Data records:
[Start of Attachment]

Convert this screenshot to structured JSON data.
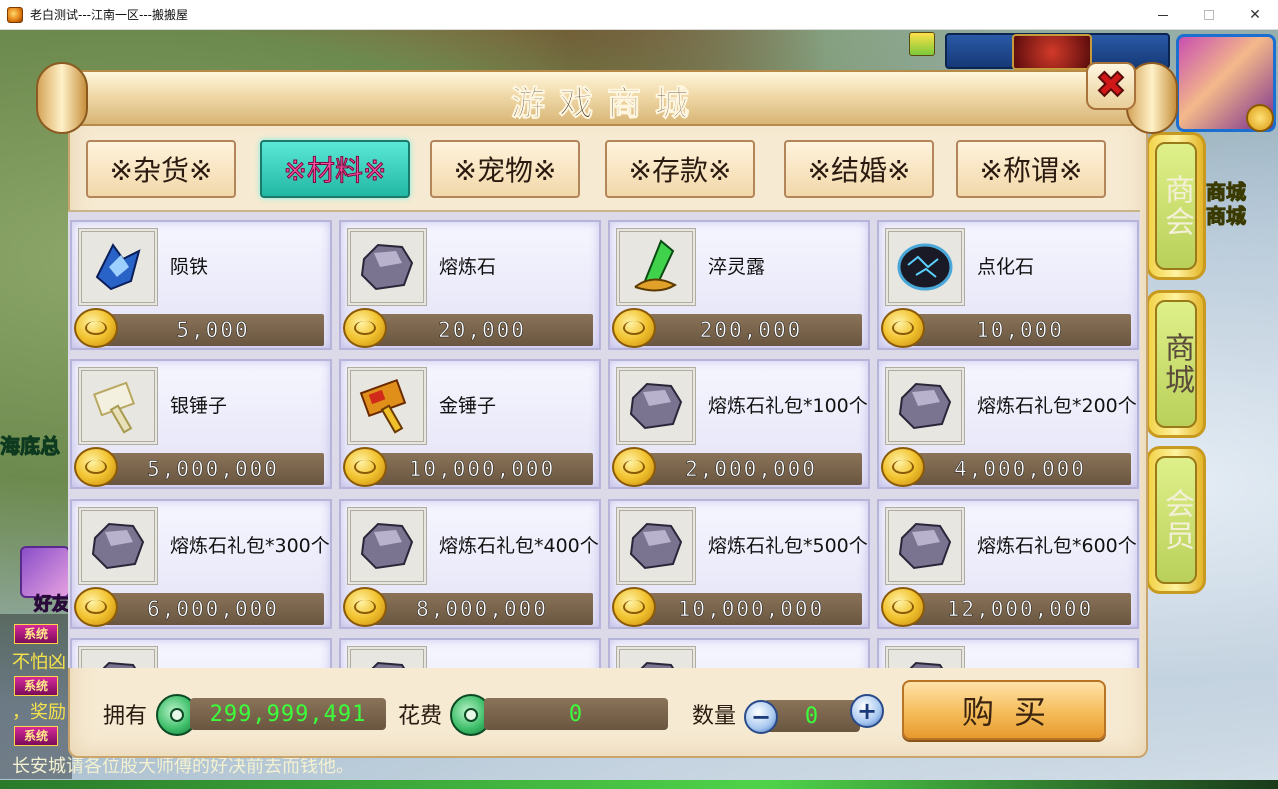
{
  "window": {
    "title": "老白测试---江南一区---搬搬屋"
  },
  "scene": {
    "right_labels": [
      "商城",
      "商城"
    ],
    "left_label": "海底总",
    "npc_label": "好友",
    "chat": [
      {
        "tag": "系统",
        "text": "不怕凶"
      },
      {
        "tag": "系统",
        "text": "，奖励"
      },
      {
        "tag": "系统",
        "text": ""
      }
    ],
    "chat_bottom": "长安城请各位股大师傅的好决前去而钱他。"
  },
  "side_tabs": [
    {
      "label": "商会"
    },
    {
      "label": "商城"
    },
    {
      "label": "会员"
    }
  ],
  "dialog": {
    "title": "游戏商城",
    "close_symbol": "✖"
  },
  "categories": [
    {
      "label": "※杂货※",
      "active": false
    },
    {
      "label": "※材料※",
      "active": true
    },
    {
      "label": "※宠物※",
      "active": false
    },
    {
      "label": "※存款※",
      "active": false
    },
    {
      "label": "※结婚※",
      "active": false
    },
    {
      "label": "※称谓※",
      "active": false
    }
  ],
  "items": [
    {
      "name": "陨铁",
      "price": "5,000",
      "icon": "meteor-iron-icon"
    },
    {
      "name": "熔炼石",
      "price": "20,000",
      "icon": "smelting-stone-icon"
    },
    {
      "name": "淬灵露",
      "price": "200,000",
      "icon": "green-crystal-icon"
    },
    {
      "name": "点化石",
      "price": "10,000",
      "icon": "dark-orb-icon"
    },
    {
      "name": "银锤子",
      "price": "5,000,000",
      "icon": "silver-hammer-icon"
    },
    {
      "name": "金锤子",
      "price": "10,000,000",
      "icon": "gold-hammer-icon"
    },
    {
      "name": "熔炼石礼包*100个",
      "price": "2,000,000",
      "icon": "smelting-stone-icon"
    },
    {
      "name": "熔炼石礼包*200个",
      "price": "4,000,000",
      "icon": "smelting-stone-icon"
    },
    {
      "name": "熔炼石礼包*300个",
      "price": "6,000,000",
      "icon": "smelting-stone-icon"
    },
    {
      "name": "熔炼石礼包*400个",
      "price": "8,000,000",
      "icon": "smelting-stone-icon"
    },
    {
      "name": "熔炼石礼包*500个",
      "price": "10,000,000",
      "icon": "smelting-stone-icon"
    },
    {
      "name": "熔炼石礼包*600个",
      "price": "12,000,000",
      "icon": "smelting-stone-icon"
    },
    {
      "name": "",
      "price": "",
      "icon": "smelting-stone-icon"
    },
    {
      "name": "",
      "price": "",
      "icon": "smelting-stone-icon"
    },
    {
      "name": "",
      "price": "",
      "icon": "smelting-stone-icon"
    },
    {
      "name": "",
      "price": "",
      "icon": "smelting-stone-icon"
    }
  ],
  "footer": {
    "owned_label": "拥有",
    "owned_value": "299,999,491",
    "cost_label": "花费",
    "cost_value": "0",
    "qty_label": "数量",
    "qty_value": "0",
    "minus": "−",
    "plus": "+",
    "buy_label": "购买"
  },
  "colors": {
    "active_tab": "#22b8a4",
    "price_text": "#ffffff",
    "currency_text": "#3cff3c"
  }
}
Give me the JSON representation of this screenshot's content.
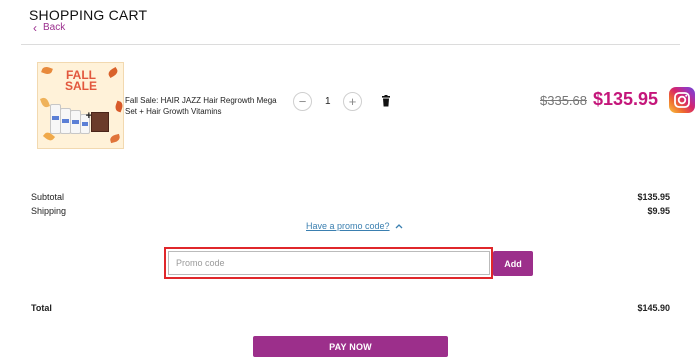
{
  "header": {
    "title": "SHOPPING CART",
    "back_label": "Back"
  },
  "product": {
    "image_text": "FALL SALE",
    "name": "Fall Sale: HAIR JAZZ Hair Regrowth Mega Set + Hair Growth Vitamins",
    "quantity": "1",
    "old_price": "$335.68",
    "price": "$135.95"
  },
  "summary": {
    "subtotal_label": "Subtotal",
    "subtotal_value": "$135.95",
    "shipping_label": "Shipping",
    "shipping_value": "$9.95",
    "total_label": "Total",
    "total_value": "$145.90"
  },
  "promo": {
    "toggle_label": "Have a promo code?",
    "placeholder": "Promo code",
    "add_label": "Add"
  },
  "checkout": {
    "pay_label": "PAY NOW"
  },
  "colors": {
    "accent": "#9c2f8b",
    "price": "#c4167a",
    "highlight": "#e0272b",
    "link": "#3a7fb0"
  },
  "icons": {
    "back": "chevron-left-icon",
    "remove": "trash-icon",
    "social": "instagram-icon",
    "promo_toggle": "chevron-up-icon"
  }
}
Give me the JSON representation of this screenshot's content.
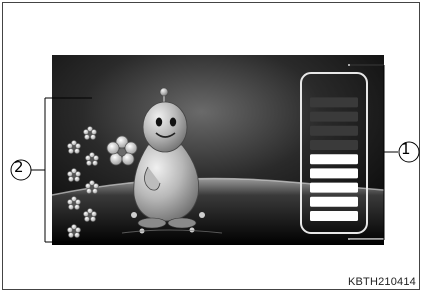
{
  "callouts": {
    "one": "①",
    "two": "②"
  },
  "figure_code": "KBTH210414",
  "gauge": {
    "segments_total": 9,
    "segments_lit": 5,
    "lit_color": "#ffffff",
    "unlit_color": "#3a3a3a"
  },
  "icons": {
    "character": "mascot-icon",
    "flower": "flower-icon"
  }
}
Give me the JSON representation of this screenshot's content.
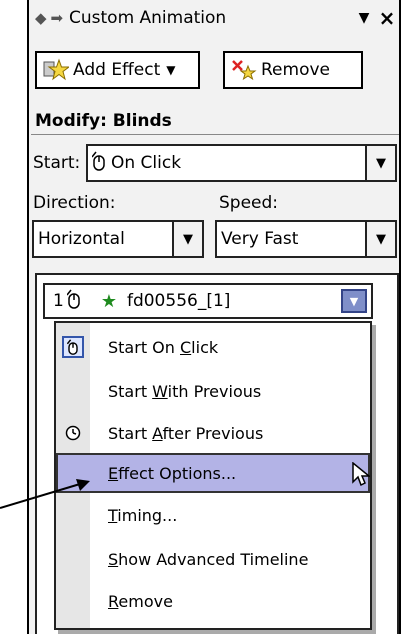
{
  "pane": {
    "title": "Custom Animation",
    "nav_back": "back-icon",
    "nav_forward": "forward-icon",
    "dropdown_glyph": "▼",
    "close_glyph": "×"
  },
  "toolbar": {
    "add_effect_label": "Add Effect",
    "add_effect_caret": "▼",
    "remove_label": "Remove"
  },
  "modify": {
    "heading": "Modify: Blinds",
    "start_label": "Start:",
    "start_value": "On Click",
    "direction_label": "Direction:",
    "direction_value": "Horizontal",
    "speed_label": "Speed:",
    "speed_value": "Very Fast"
  },
  "list": {
    "item_number": "1",
    "item_name": "fd00556_[1]"
  },
  "menu": {
    "items": [
      {
        "pre": "Start On ",
        "key": "C",
        "post": "lick",
        "icon": "mouse-icon"
      },
      {
        "pre": "Start ",
        "key": "W",
        "post": "ith Previous",
        "icon": ""
      },
      {
        "pre": "Start ",
        "key": "A",
        "post": "fter Previous",
        "icon": "clock-icon"
      },
      {
        "pre": "",
        "key": "E",
        "post": "ffect Options...",
        "icon": "",
        "highlighted": true
      },
      {
        "pre": "",
        "key": "T",
        "post": "iming...",
        "icon": ""
      },
      {
        "pre": "",
        "key": "S",
        "post": "how Advanced Timeline",
        "icon": ""
      },
      {
        "pre": "",
        "key": "R",
        "post": "emove",
        "icon": ""
      }
    ]
  },
  "colors": {
    "highlight": "#b3b3e6",
    "pane_bg": "#f2f2f2",
    "drop_button": "#7f8fc9"
  }
}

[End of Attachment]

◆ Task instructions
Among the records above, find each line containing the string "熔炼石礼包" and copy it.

◆ Output of the exercise
      "name": "熔炼石礼包*100个",
      "name": "熔炼石礼包*200个",
      "name": "熔炼石礼包*300个",
      "name": "熔炼石礼包*400个",
      "name": "熔炼石礼包*500个",
      "name": "熔炼石礼包*600个",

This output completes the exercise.